Apple investigates report on ‘slave’ conditions in China iPod factory

Apple investigates report on ‘slave’ conditions in China iPod factory


A report in the British newspaper the Mail on Sunday claims to have uncovered evidence that the people who work in Chinese factories making iPods do that work for long hours and low pay. The story further used the word “slave” to describe the working conditions of these factories.

For its part, Apple says it is investigating the claims, including that the factory employees live in dorms that house 100 people and that they have no contact with the outside world.

“Apple is committed to ensuring that working conditions in our supply chain are safe, workers are treated with respect and dignity, and manufacturing processes are environmentally responsible,” the company said.

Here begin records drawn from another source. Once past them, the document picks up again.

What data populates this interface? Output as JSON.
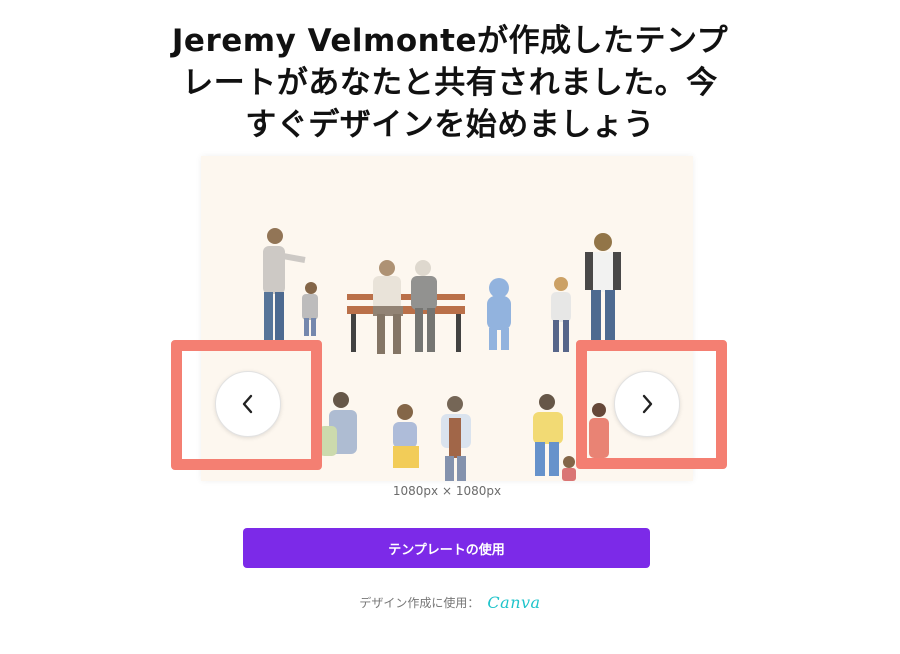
{
  "header": {
    "title": "Jeremy Velmonteが作成したテンプレートがあなたと共有されました。今すぐデザインを始めましょう"
  },
  "preview": {
    "dimensions": "1080px × 1080px",
    "prev_icon": "chevron-left-icon",
    "next_icon": "chevron-right-icon",
    "background_color": "#fdf7ef",
    "highlight_color": "#f47f72"
  },
  "actions": {
    "use_template_label": "テンプレートの使用",
    "button_color": "#7c2ae8"
  },
  "footer": {
    "made_with_label": "デザイン作成に使用：",
    "brand_logo": "Canva",
    "brand_color": "#20c4cb"
  }
}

The runaway success of the iPod has made Apple a target in recent years, of both lawsuits and of charges of unfair practices. This is the latest claim that all is not rosy in the iPod pipeline.

If you have an iPod of your own or have access to one owned by a friend, you’ll see the accompanying text “Designed in California. Made in China.” You probably didn’t give that a second thought. Maybe you still don’t. After all, Apple is just one of a large handful of companies—tech companies especially—that have outsourced their labor to China to save on costs. Perhaps this is one reason why.

Whatever the outcome of the investigation, it is highly unlikely that the iPods will not continue to come churning out of China. After all, demand is still high, Apple cornering some two-thirds or more of the portable MP3 player market. All that supply has to come from somewhere, and American workers would have to be paid a decent wage and given things like health benefits and 401k plans. We’re not saying that this is not the case in the Chinese factories referenced, although it is highly unlikely. Rather, the working conditions are likely at least a degree or two less hospitable than would be found in a similar environment here in the U.S.—otherwise, those iPods would be being made right here in America.